* INSTRUCTIONS FOR THE TASK:
Could you output each line of the data that follows exactly?

DATA PROVIDED START

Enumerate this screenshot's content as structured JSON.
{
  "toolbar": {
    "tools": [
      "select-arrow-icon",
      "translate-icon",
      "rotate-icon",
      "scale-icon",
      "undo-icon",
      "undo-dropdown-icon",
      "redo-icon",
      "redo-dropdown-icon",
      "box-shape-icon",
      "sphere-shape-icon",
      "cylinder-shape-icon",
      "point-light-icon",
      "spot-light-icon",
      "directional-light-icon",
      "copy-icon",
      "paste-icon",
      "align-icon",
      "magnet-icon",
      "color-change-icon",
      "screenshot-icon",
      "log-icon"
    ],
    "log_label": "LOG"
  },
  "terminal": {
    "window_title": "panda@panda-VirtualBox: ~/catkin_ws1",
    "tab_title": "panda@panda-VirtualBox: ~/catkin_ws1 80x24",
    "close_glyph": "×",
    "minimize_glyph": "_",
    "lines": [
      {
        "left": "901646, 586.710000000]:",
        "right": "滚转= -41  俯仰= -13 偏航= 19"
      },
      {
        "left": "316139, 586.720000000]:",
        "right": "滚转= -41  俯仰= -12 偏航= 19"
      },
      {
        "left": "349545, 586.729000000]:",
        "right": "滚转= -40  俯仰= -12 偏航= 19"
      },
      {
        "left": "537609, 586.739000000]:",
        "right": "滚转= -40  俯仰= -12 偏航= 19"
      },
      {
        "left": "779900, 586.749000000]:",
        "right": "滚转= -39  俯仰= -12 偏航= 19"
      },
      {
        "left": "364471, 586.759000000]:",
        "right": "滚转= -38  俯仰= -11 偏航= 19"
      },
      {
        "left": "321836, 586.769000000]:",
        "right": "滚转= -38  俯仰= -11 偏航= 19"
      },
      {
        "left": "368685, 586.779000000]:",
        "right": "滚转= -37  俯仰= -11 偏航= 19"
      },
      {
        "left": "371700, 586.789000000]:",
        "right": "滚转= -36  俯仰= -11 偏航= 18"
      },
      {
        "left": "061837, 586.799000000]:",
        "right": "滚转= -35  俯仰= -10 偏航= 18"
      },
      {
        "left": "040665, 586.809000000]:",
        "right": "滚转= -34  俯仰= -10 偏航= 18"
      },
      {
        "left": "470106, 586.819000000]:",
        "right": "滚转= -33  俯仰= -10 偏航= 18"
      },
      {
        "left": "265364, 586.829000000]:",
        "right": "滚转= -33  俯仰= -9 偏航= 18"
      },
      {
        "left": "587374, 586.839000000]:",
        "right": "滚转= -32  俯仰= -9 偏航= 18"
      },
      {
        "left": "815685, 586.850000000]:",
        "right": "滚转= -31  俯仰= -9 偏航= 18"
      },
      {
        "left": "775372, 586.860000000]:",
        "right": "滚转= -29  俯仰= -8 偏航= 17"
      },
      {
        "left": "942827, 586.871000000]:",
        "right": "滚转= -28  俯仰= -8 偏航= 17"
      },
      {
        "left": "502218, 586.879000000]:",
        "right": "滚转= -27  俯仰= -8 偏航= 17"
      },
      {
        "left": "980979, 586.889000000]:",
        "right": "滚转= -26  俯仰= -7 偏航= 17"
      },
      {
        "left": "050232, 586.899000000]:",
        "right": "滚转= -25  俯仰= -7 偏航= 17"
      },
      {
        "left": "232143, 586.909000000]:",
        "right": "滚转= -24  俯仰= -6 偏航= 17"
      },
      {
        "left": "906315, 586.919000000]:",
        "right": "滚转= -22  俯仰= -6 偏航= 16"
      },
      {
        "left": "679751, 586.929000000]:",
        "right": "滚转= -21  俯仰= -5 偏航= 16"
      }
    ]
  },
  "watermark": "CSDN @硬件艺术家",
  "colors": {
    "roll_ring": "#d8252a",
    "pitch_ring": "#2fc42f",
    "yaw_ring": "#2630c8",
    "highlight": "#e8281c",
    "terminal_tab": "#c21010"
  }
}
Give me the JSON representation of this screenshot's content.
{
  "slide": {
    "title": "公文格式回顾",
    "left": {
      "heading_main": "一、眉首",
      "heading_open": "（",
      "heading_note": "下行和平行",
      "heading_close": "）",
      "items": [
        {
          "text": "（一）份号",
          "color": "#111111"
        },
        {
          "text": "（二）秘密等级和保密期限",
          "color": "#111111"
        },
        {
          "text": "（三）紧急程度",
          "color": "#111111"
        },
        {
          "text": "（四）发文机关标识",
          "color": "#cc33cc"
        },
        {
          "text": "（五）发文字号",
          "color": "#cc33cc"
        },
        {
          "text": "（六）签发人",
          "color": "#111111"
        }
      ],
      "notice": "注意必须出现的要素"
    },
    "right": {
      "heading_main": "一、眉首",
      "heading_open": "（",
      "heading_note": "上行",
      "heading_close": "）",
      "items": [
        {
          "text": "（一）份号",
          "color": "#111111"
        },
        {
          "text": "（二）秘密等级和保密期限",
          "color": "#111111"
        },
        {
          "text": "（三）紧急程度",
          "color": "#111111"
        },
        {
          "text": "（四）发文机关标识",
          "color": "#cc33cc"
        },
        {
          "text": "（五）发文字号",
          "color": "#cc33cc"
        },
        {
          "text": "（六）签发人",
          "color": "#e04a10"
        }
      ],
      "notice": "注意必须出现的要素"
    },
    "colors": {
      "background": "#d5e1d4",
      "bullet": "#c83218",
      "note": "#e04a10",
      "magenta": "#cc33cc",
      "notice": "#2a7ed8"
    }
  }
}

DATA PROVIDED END

* RESPONSE AREA:
Enumerate this screenshot's content as structured JSON.
{
  "toolbar": {
    "tools": [
      "select-arrow-icon",
      "translate-icon",
      "rotate-icon",
      "scale-icon",
      "undo-icon",
      "undo-dropdown-icon",
      "redo-icon",
      "redo-dropdown-icon",
      "box-shape-icon",
      "sphere-shape-icon",
      "cylinder-shape-icon",
      "point-light-icon",
      "spot-light-icon",
      "directional-light-icon",
      "copy-icon",
      "paste-icon",
      "align-icon",
      "magnet-icon",
      "color-change-icon",
      "screenshot-icon",
      "log-icon"
    ],
    "log_label": "LOG"
  },
  "terminal": {
    "window_title": "panda@panda-VirtualBox: ~/catkin_ws1",
    "tab_title": "panda@panda-VirtualBox: ~/catkin_ws1 80x24",
    "close_glyph": "×",
    "minimize_glyph": "_",
    "lines": [
      {
        "left": "901646, 586.710000000]:",
        "right": "滚转= -41  俯仰= -13 偏航= 19"
      },
      {
        "left": "316139, 586.720000000]:",
        "right": "滚转= -41  俯仰= -12 偏航= 19"
      },
      {
        "left": "349545, 586.729000000]:",
        "right": "滚转= -40  俯仰= -12 偏航= 19"
      },
      {
        "left": "537609, 586.739000000]:",
        "right": "滚转= -40  俯仰= -12 偏航= 19"
      },
      {
        "left": "779900, 586.749000000]:",
        "right": "滚转= -39  俯仰= -12 偏航= 19"
      },
      {
        "left": "364471, 586.759000000]:",
        "right": "滚转= -38  俯仰= -11 偏航= 19"
      },
      {
        "left": "321836, 586.769000000]:",
        "right": "滚转= -38  俯仰= -11 偏航= 19"
      },
      {
        "left": "368685, 586.779000000]:",
        "right": "滚转= -37  俯仰= -11 偏航= 19"
      },
      {
        "left": "371700, 586.789000000]:",
        "right": "滚转= -36  俯仰= -11 偏航= 18"
      },
      {
        "left": "061837, 586.799000000]:",
        "right": "滚转= -35  俯仰= -10 偏航= 18"
      },
      {
        "left": "040665, 586.809000000]:",
        "right": "滚转= -34  俯仰= -10 偏航= 18"
      },
      {
        "left": "470106, 586.819000000]:",
        "right": "滚转= -33  俯仰= -10 偏航= 18"
      },
      {
        "left": "265364, 586.829000000]:",
        "right": "滚转= -33  俯仰= -9 偏航= 18"
      },
      {
        "left": "587374, 586.839000000]:",
        "right": "滚转= -32  俯仰= -9 偏航= 18"
      },
      {
        "left": "815685, 586.850000000]:",
        "right": "滚转= -31  俯仰= -9 偏航= 18"
      },
      {
        "left": "775372, 586.860000000]:",
        "right": "滚转= -29  俯仰= -8 偏航= 17"
      },
      {
        "left": "942827, 586.871000000]:",
        "right": "滚转= -28  俯仰= -8 偏航= 17"
      },
      {
        "left": "502218, 586.879000000]:",
        "right": "滚转= -27  俯仰= -8 偏航= 17"
      },
      {
        "left": "980979, 586.889000000]:",
        "right": "滚转= -26  俯仰= -7 偏航= 17"
      },
      {
        "left": "050232, 586.899000000]:",
        "right": "滚转= -25  俯仰= -7 偏航= 17"
      },
      {
        "left": "232143, 586.909000000]:",
        "right": "滚转= -24  俯仰= -6 偏航= 17"
      },
      {
        "left": "906315, 586.919000000]:",
        "right": "滚转= -22  俯仰= -6 偏航= 16"
      },
      {
        "left": "679751, 586.929000000]:",
        "right": "滚转= -21  俯仰= -5 偏航= 16"
      }
    ]
  },
  "watermark": "CSDN @硬件艺术家",
  "colors": {
    "roll_ring": "#d8252a",
    "pitch_ring": "#2fc42f",
    "yaw_ring": "#2630c8",
    "highlight": "#e8281c",
    "terminal_tab": "#c21010"
  }
}
Give me the JSON representation of this screenshot's content.
{
  "slide": {
    "title": "公文格式回顾",
    "left": {
      "heading_main": "一、眉首",
      "heading_open": "（",
      "heading_note": "下行和平行",
      "heading_close": "）",
      "items": [
        {
          "text": "（一）份号",
          "color": "#111111"
        },
        {
          "text": "（二）秘密等级和保密期限",
          "color": "#111111"
        },
        {
          "text": "（三）紧急程度",
          "color": "#111111"
        },
        {
          "text": "（四）发文机关标识",
          "color": "#cc33cc"
        },
        {
          "text": "（五）发文字号",
          "color": "#cc33cc"
        },
        {
          "text": "（六）签发人",
          "color": "#111111"
        }
      ],
      "notice": "注意必须出现的要素"
    },
    "right": {
      "heading_main": "一、眉首",
      "heading_open": "（",
      "heading_note": "上行",
      "heading_close": "）",
      "items": [
        {
          "text": "（一）份号",
          "color": "#111111"
        },
        {
          "text": "（二）秘密等级和保密期限",
          "color": "#111111"
        },
        {
          "text": "（三）紧急程度",
          "color": "#111111"
        },
        {
          "text": "（四）发文机关标识",
          "color": "#cc33cc"
        },
        {
          "text": "（五）发文字号",
          "color": "#cc33cc"
        },
        {
          "text": "（六）签发人",
          "color": "#e04a10"
        }
      ],
      "notice": "注意必须出现的要素"
    },
    "colors": {
      "background": "#d5e1d4",
      "bullet": "#c83218",
      "note": "#e04a10",
      "magenta": "#cc33cc",
      "notice": "#2a7ed8"
    }
  }
}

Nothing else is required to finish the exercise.